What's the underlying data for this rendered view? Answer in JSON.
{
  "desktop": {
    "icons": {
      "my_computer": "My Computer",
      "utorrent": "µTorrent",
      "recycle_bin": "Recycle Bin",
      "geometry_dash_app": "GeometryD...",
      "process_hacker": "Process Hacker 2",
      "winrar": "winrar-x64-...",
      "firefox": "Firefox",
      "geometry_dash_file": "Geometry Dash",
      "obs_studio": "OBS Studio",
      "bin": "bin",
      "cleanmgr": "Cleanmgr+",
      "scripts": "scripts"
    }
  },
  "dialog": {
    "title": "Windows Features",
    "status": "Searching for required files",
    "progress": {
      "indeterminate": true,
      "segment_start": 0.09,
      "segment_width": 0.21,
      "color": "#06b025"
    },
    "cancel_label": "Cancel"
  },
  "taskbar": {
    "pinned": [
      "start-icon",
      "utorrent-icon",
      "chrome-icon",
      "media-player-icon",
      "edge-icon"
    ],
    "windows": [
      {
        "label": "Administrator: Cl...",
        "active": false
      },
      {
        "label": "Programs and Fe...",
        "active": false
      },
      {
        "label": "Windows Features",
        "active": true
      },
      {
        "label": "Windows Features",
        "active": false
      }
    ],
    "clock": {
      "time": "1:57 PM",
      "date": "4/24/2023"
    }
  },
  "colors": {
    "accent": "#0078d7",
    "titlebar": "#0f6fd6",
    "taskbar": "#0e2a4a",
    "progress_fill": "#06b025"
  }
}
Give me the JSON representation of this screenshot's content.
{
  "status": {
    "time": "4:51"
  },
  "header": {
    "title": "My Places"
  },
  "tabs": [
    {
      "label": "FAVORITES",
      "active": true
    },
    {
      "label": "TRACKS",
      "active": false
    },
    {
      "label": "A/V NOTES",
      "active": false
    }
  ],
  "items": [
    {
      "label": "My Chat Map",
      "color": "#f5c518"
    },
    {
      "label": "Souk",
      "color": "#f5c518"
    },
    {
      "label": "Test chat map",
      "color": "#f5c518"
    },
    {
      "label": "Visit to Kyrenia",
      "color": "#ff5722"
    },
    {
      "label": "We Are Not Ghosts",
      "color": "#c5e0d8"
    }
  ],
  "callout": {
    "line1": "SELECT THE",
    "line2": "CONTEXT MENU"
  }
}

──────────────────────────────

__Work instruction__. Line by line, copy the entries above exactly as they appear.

__Output for this exercise__.
What's the underlying data for this rendered view? Answer in JSON.
{
  "desktop": {
    "icons": {
      "my_computer": "My Computer",
      "utorrent": "µTorrent",
      "recycle_bin": "Recycle Bin",
      "geometry_dash_app": "GeometryD...",
      "process_hacker": "Process Hacker 2",
      "winrar": "winrar-x64-...",
      "firefox": "Firefox",
      "geometry_dash_file": "Geometry Dash",
      "obs_studio": "OBS Studio",
      "bin": "bin",
      "cleanmgr": "Cleanmgr+",
      "scripts": "scripts"
    }
  },
  "dialog": {
    "title": "Windows Features",
    "status": "Searching for required files",
    "progress": {
      "indeterminate": true,
      "segment_start": 0.09,
      "segment_width": 0.21,
      "color": "#06b025"
    },
    "cancel_label": "Cancel"
  },
  "taskbar": {
    "pinned": [
      "start-icon",
      "utorrent-icon",
      "chrome-icon",
      "media-player-icon",
      "edge-icon"
    ],
    "windows": [
      {
        "label": "Administrator: Cl...",
        "active": false
      },
      {
        "label": "Programs and Fe...",
        "active": false
      },
      {
        "label": "Windows Features",
        "active": true
      },
      {
        "label": "Windows Features",
        "active": false
      }
    ],
    "clock": {
      "time": "1:57 PM",
      "date": "4/24/2023"
    }
  },
  "colors": {
    "accent": "#0078d7",
    "titlebar": "#0f6fd6",
    "taskbar": "#0e2a4a",
    "progress_fill": "#06b025"
  }
}
Give me the JSON representation of this screenshot's content.
{
  "status": {
    "time": "4:51"
  },
  "header": {
    "title": "My Places"
  },
  "tabs": [
    {
      "label": "FAVORITES",
      "active": true
    },
    {
      "label": "TRACKS",
      "active": false
    },
    {
      "label": "A/V NOTES",
      "active": false
    }
  ],
  "items": [
    {
      "label": "My Chat Map",
      "color": "#f5c518"
    },
    {
      "label": "Souk",
      "color": "#f5c518"
    },
    {
      "label": "Test chat map",
      "color": "#f5c518"
    },
    {
      "label": "Visit to Kyrenia",
      "color": "#ff5722"
    },
    {
      "label": "We Are Not Ghosts",
      "color": "#c5e0d8"
    }
  ],
  "callout": {
    "line1": "SELECT THE",
    "line2": "CONTEXT MENU"
  }
}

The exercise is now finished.